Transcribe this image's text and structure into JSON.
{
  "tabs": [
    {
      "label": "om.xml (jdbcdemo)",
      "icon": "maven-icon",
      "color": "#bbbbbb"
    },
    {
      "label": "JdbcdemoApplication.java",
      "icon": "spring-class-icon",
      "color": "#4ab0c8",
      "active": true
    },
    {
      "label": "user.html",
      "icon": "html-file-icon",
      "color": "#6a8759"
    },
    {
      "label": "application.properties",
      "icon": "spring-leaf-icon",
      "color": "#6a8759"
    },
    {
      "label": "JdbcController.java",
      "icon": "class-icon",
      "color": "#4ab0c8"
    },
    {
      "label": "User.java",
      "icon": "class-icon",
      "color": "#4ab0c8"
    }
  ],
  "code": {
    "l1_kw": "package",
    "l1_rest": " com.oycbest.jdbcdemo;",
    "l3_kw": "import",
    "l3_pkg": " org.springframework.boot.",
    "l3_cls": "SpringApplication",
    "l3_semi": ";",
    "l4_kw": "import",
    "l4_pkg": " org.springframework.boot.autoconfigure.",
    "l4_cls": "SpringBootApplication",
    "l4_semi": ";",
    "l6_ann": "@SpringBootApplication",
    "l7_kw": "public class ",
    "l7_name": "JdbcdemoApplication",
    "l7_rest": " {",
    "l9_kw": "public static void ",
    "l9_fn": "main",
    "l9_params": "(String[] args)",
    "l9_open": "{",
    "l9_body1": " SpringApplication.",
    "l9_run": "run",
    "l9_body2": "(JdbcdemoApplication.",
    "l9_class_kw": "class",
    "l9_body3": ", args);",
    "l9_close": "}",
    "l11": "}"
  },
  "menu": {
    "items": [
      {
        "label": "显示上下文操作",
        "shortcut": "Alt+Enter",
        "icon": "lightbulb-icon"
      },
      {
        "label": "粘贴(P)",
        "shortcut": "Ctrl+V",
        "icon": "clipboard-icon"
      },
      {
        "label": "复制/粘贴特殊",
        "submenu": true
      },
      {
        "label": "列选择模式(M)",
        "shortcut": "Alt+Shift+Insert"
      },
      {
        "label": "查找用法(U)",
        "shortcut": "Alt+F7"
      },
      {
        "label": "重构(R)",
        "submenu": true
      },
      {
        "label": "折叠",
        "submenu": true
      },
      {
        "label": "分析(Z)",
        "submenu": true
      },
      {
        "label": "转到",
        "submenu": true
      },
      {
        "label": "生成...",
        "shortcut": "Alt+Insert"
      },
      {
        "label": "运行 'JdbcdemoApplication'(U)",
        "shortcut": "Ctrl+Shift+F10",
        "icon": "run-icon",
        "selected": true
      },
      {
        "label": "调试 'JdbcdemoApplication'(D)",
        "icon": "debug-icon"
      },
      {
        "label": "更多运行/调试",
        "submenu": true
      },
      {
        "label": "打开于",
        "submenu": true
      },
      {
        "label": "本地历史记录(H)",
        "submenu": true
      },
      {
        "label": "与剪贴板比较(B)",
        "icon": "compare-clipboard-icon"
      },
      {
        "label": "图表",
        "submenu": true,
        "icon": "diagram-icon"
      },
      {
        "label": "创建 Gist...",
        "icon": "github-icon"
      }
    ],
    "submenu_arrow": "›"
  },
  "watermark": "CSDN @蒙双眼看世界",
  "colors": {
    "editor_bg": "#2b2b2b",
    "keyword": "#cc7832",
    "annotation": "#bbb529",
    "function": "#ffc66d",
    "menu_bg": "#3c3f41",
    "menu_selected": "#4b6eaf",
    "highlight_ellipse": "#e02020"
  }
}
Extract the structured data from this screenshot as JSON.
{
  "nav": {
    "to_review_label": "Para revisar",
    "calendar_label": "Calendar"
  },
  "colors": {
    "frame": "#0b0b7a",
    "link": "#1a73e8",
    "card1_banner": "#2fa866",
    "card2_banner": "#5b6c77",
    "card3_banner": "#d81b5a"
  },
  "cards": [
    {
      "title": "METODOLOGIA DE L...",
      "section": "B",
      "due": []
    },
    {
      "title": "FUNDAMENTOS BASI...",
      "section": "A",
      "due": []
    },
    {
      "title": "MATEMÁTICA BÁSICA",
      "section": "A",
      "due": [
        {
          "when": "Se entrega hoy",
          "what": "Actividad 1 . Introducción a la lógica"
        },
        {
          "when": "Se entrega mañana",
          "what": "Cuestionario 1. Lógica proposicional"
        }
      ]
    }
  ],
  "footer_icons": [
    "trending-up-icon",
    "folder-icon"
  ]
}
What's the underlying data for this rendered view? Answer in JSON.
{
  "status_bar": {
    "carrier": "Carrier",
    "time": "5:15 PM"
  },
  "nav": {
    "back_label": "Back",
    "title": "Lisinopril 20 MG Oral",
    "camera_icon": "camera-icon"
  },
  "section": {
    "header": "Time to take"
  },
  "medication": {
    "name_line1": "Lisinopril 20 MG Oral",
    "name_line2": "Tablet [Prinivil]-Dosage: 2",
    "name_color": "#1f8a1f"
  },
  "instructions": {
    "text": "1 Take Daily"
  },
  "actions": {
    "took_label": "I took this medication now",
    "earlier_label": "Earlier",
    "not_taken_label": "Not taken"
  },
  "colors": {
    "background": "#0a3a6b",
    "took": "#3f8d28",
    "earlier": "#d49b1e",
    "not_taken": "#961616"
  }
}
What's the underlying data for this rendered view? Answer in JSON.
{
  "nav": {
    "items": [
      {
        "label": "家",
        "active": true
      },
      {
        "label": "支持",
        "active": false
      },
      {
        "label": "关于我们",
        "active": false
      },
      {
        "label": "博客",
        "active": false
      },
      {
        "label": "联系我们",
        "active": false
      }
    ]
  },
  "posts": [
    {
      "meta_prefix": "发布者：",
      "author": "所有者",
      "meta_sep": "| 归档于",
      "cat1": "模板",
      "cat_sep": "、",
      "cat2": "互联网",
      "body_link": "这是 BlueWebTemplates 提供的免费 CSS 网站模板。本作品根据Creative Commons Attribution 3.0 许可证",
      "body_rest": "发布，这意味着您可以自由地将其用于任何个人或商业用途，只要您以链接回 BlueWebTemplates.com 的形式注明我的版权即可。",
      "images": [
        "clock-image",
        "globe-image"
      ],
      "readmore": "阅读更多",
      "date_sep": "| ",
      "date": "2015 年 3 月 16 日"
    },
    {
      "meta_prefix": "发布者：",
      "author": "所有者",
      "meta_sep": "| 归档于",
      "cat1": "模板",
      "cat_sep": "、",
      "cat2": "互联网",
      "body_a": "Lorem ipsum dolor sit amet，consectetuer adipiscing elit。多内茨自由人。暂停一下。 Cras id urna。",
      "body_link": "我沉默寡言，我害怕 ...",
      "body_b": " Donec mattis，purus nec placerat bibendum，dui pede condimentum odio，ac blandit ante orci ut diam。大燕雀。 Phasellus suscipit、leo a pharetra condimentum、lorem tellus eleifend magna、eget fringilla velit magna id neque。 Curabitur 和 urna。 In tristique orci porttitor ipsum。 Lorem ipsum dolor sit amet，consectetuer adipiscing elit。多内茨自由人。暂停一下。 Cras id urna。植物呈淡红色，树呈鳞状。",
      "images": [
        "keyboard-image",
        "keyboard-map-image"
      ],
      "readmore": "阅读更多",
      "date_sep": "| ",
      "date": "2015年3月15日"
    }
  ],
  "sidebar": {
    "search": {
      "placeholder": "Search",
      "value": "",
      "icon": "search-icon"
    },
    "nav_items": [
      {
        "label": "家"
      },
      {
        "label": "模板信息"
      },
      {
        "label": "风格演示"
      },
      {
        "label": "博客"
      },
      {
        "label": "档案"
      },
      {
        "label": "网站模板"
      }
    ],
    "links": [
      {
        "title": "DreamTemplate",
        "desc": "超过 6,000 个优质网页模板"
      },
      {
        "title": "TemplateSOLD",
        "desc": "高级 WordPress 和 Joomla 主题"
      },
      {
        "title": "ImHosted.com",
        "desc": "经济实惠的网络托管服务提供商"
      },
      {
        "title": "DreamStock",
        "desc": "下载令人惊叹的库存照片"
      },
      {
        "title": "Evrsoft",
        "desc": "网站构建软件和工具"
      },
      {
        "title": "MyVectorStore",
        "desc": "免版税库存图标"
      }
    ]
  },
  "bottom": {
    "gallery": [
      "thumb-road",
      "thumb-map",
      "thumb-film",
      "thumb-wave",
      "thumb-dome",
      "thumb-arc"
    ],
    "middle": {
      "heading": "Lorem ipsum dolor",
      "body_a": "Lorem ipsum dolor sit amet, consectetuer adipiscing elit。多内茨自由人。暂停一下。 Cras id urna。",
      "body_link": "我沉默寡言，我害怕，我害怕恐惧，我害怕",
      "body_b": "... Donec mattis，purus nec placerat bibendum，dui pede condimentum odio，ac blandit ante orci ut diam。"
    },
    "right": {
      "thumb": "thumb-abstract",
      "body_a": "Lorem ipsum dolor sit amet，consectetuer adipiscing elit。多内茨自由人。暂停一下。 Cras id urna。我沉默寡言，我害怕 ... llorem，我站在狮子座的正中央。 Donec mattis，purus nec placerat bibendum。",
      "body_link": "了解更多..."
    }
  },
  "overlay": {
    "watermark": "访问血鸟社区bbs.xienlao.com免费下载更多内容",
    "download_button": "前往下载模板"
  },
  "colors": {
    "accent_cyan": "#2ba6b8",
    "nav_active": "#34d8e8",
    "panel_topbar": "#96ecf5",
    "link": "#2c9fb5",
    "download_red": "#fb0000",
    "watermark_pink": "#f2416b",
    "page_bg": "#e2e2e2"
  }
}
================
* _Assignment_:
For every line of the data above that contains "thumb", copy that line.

* _The completed task_:
      "thumb-road",
      "thumb-map",
      "thumb-film",
      "thumb-wave",
      "thumb-dome",
      "thumb-arc"
      "thumb": "thumb-abstract",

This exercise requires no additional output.